Task requirements
Please find the lines in the entries below that contain the word "random", and copy each one.

Task data
########################################

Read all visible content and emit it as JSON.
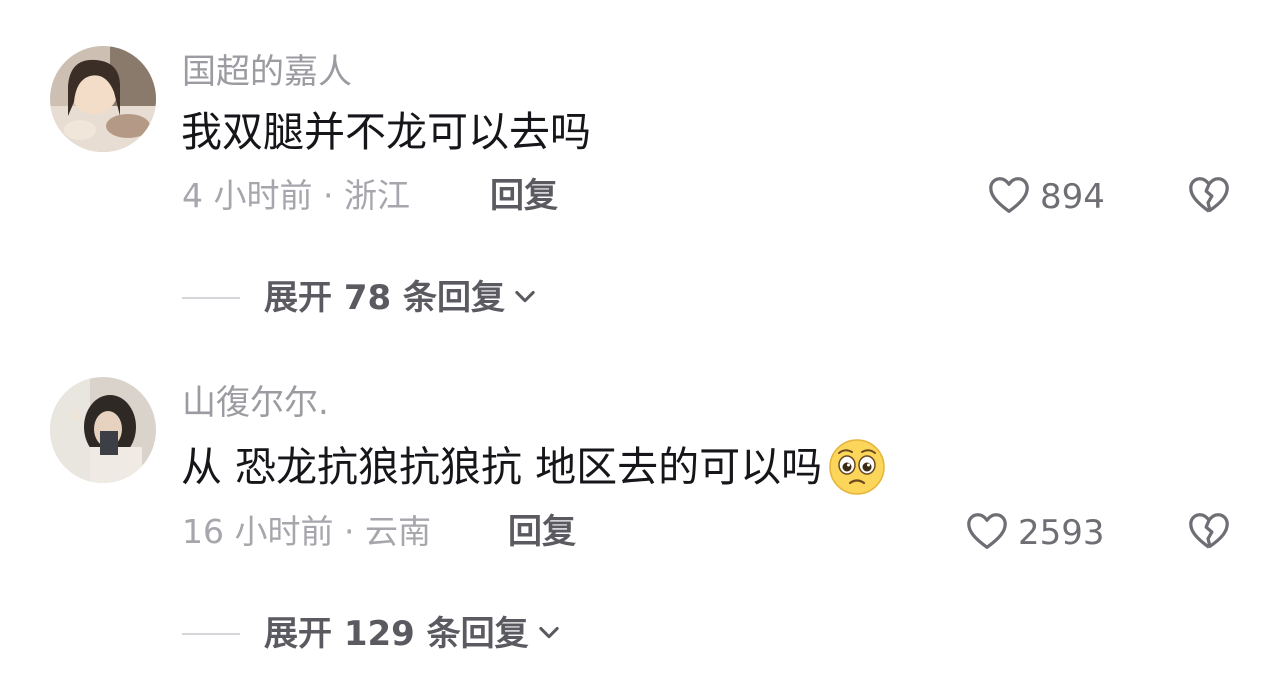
{
  "comments": [
    {
      "username": "国超的嘉人",
      "content": "我双腿并不龙可以去吗",
      "time_location": "4 小时前 · 浙江",
      "reply_label": "回复",
      "likes": "894",
      "expand_label": "展开 78 条回复",
      "has_emoji": false
    },
    {
      "username": "山復尔尔.",
      "content": "从 恐龙抗狼抗狼抗 地区去的可以吗",
      "time_location": "16 小时前 · 云南",
      "reply_label": "回复",
      "likes": "2593",
      "expand_label": "展开 129 条回复",
      "has_emoji": true,
      "emoji": "pleading-face-emoji"
    }
  ],
  "colors": {
    "username": "#9b9ba1",
    "content": "#16161a",
    "meta": "#a6a6ac",
    "action": "#5a5a60",
    "icon": "#6e6e74"
  }
}
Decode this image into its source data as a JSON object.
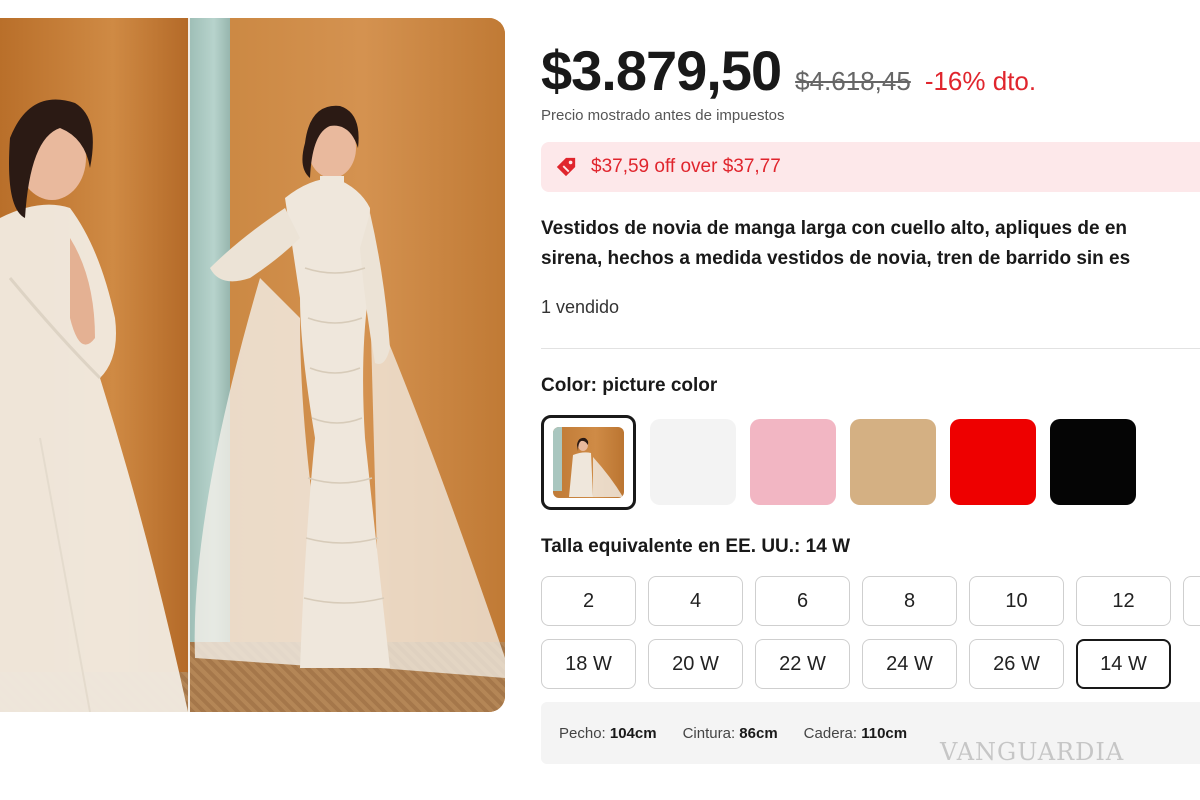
{
  "product": {
    "price": "$3.879,50",
    "old_price": "$4.618,45",
    "discount": "-16% dto.",
    "tax_note": "Precio mostrado antes de impuestos",
    "promo": "$37,59 off over $37,77",
    "title_line1": "Vestidos de novia de manga larga con cuello alto, apliques de en",
    "title_line2": "sirena, hechos a medida vestidos de novia, tren de barrido sin es",
    "sold": "1 vendido"
  },
  "color": {
    "label": "Color:",
    "selected": "picture color",
    "swatches": [
      "#f3f3f3",
      "#f2b6c3",
      "#d4b083",
      "#ee0000",
      "#050505"
    ]
  },
  "size": {
    "label": "Talla equivalente en EE. UU.:",
    "selected": "14 W",
    "row1": [
      "2",
      "4",
      "6",
      "8",
      "10",
      "12"
    ],
    "row2": [
      "18 W",
      "20 W",
      "22 W",
      "24 W",
      "26 W",
      "14 W"
    ]
  },
  "measurements": {
    "chest_label": "Pecho:",
    "chest": "104cm",
    "waist_label": "Cintura:",
    "waist": "86cm",
    "hip_label": "Cadera:",
    "hip": "110cm"
  },
  "watermark": "VANGUARDIA",
  "colors": {
    "accent": "#e0252d",
    "promo_bg": "#fde8ea"
  }
}
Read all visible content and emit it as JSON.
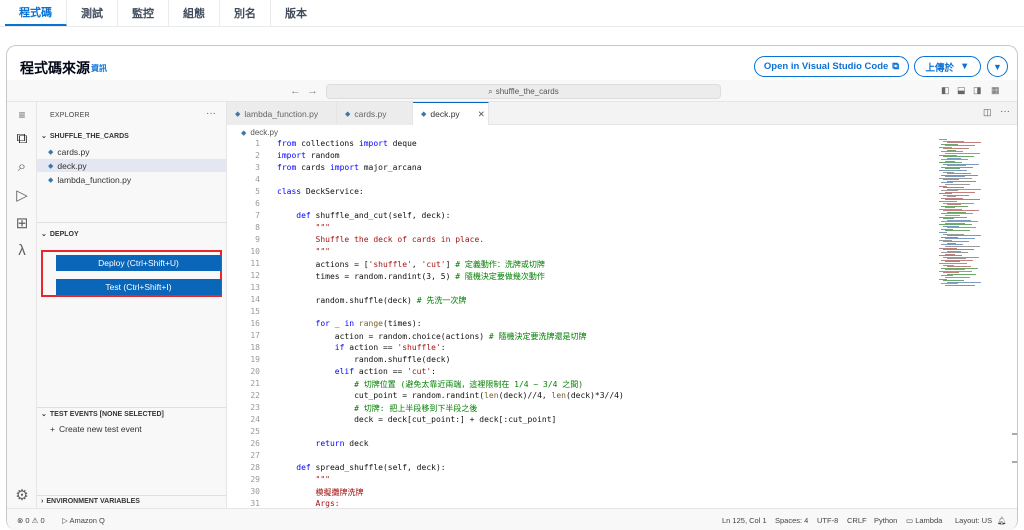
{
  "top_tabs": [
    "程式碼",
    "測試",
    "監控",
    "組態",
    "別名",
    "版本"
  ],
  "panel": {
    "title": "程式碼來源",
    "info": "資訊",
    "open_vscode": "Open in Visual Studio Code",
    "upload": "上傳於"
  },
  "ide": {
    "search_text": "shuffle_the_cards",
    "explorer_label": "EXPLORER",
    "folder": "SHUFFLE_THE_CARDS",
    "files": [
      "cards.py",
      "deck.py",
      "lambda_function.py"
    ],
    "deploy_section": "DEPLOY",
    "deploy_button": "Deploy (Ctrl+Shift+U)",
    "test_button": "Test (Ctrl+Shift+I)",
    "test_events": "TEST EVENTS [NONE SELECTED]",
    "create_test": "Create new test event",
    "env_vars": "ENVIRONMENT VARIABLES",
    "tabs": [
      "lambda_function.py",
      "cards.py",
      "deck.py"
    ],
    "breadcrumb": "deck.py"
  },
  "code_lines": [
    {
      "n": "1",
      "t": "from collections import deque"
    },
    {
      "n": "2",
      "t": "import random"
    },
    {
      "n": "3",
      "t": "from cards import major_arcana"
    },
    {
      "n": "4",
      "t": ""
    },
    {
      "n": "5",
      "t": "class DeckService:"
    },
    {
      "n": "6",
      "t": ""
    },
    {
      "n": "7",
      "t": "    def shuffle_and_cut(self, deck):"
    },
    {
      "n": "8",
      "t": "        \"\"\""
    },
    {
      "n": "9",
      "t": "        Shuffle the deck of cards in place."
    },
    {
      "n": "10",
      "t": "        \"\"\""
    },
    {
      "n": "11",
      "t": "        actions = ['shuffle', 'cut'] # 定義動作：洗牌或切牌"
    },
    {
      "n": "12",
      "t": "        times = random.randint(3, 5) # 隨機決定要做幾次動作"
    },
    {
      "n": "13",
      "t": ""
    },
    {
      "n": "14",
      "t": "        random.shuffle(deck) # 先洗一次牌"
    },
    {
      "n": "15",
      "t": ""
    },
    {
      "n": "16",
      "t": "        for _ in range(times):"
    },
    {
      "n": "17",
      "t": "            action = random.choice(actions) # 隨機決定要洗牌還是切牌"
    },
    {
      "n": "18",
      "t": "            if action == 'shuffle':"
    },
    {
      "n": "19",
      "t": "                random.shuffle(deck)"
    },
    {
      "n": "20",
      "t": "            elif action == 'cut':"
    },
    {
      "n": "21",
      "t": "                # 切牌位置 (避免太靠近兩端，這裡限制在 1/4 ~ 3/4 之間)"
    },
    {
      "n": "22",
      "t": "                cut_point = random.randint(len(deck)//4, len(deck)*3//4)"
    },
    {
      "n": "23",
      "t": "                # 切牌: 把上半段移到下半段之後"
    },
    {
      "n": "24",
      "t": "                deck = deck[cut_point:] + deck[:cut_point]"
    },
    {
      "n": "25",
      "t": ""
    },
    {
      "n": "26",
      "t": "        return deck"
    },
    {
      "n": "27",
      "t": ""
    },
    {
      "n": "28",
      "t": "    def spread_shuffle(self, deck):"
    },
    {
      "n": "29",
      "t": "        \"\"\""
    },
    {
      "n": "30",
      "t": "        模擬攤牌洗牌"
    },
    {
      "n": "31",
      "t": "        Args:"
    }
  ],
  "status": {
    "errors": "0",
    "warnings": "0",
    "amazon_q": "Amazon Q",
    "position": "Ln 125, Col 1",
    "spaces": "Spaces: 4",
    "encoding": "UTF-8",
    "eol": "CRLF",
    "language": "Python",
    "runtime": "Lambda",
    "layout": "Layout: US"
  },
  "colors": {
    "accent": "#0972d3",
    "deploy_button": "#0a66b8",
    "highlight_border": "#e8262e",
    "keyword": "#0000ff",
    "string": "#a31515",
    "comment": "#008000"
  }
}
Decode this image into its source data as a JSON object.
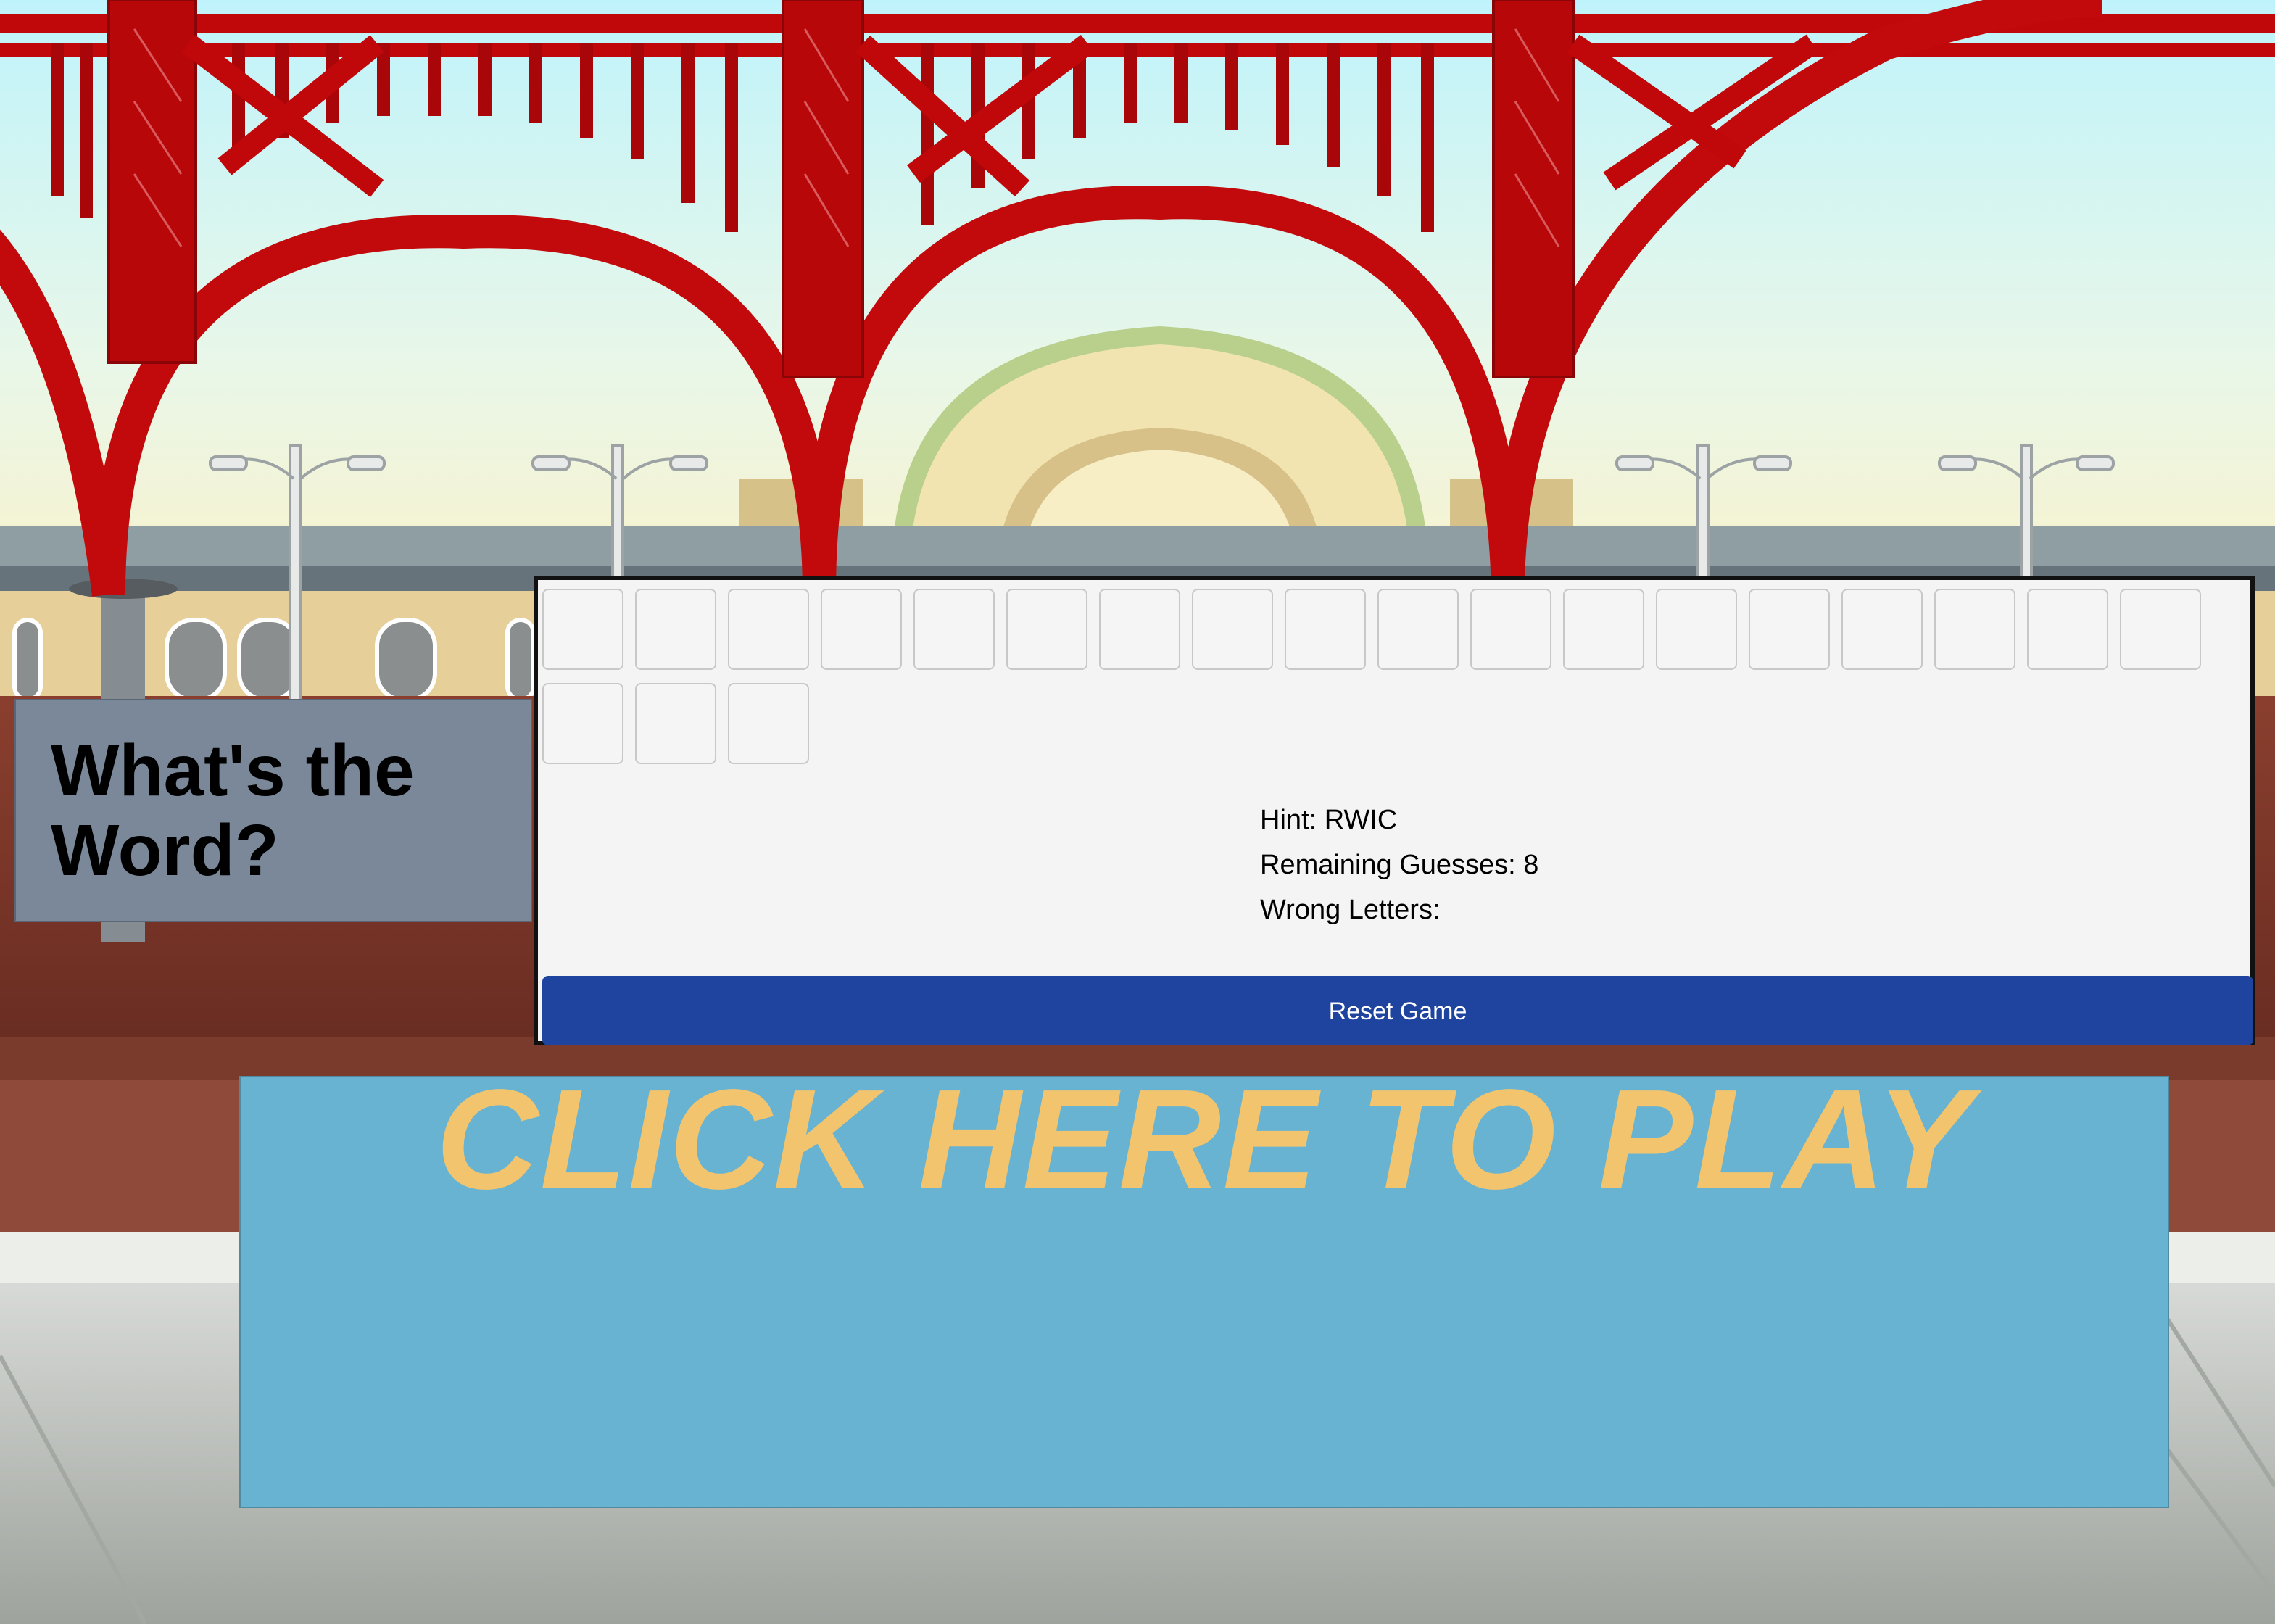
{
  "title": "What's the Word?",
  "tiles": {
    "row1_count": 18,
    "row2_count": 3
  },
  "hint": "Hint: RWIC",
  "remaining_guesses": "Remaining Guesses: 8",
  "wrong_letters": "Wrong Letters:",
  "reset_label": "Reset Game",
  "play_label": "CLICK HERE TO PLAY",
  "colors": {
    "title_panel": "#7a8899",
    "reset_button": "#1e44a0",
    "play_box": "#68b3d2",
    "play_text": "#f3c46e",
    "arch_red": "#c0080a"
  }
}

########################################

Response
      "t": "import random"
      "t": "        times = random.randint(3, 5) # 隨機決定要做幾次動作"
      "t": "        random.shuffle(deck) # 先洗一次牌"
      "t": "            action = random.choice(actions) # 隨機決定要洗牌還是切牌"
      "t": "                random.shuffle(deck)"
      "t": "                cut_point = random.randint(len(deck)//4, len(deck)*3//4)"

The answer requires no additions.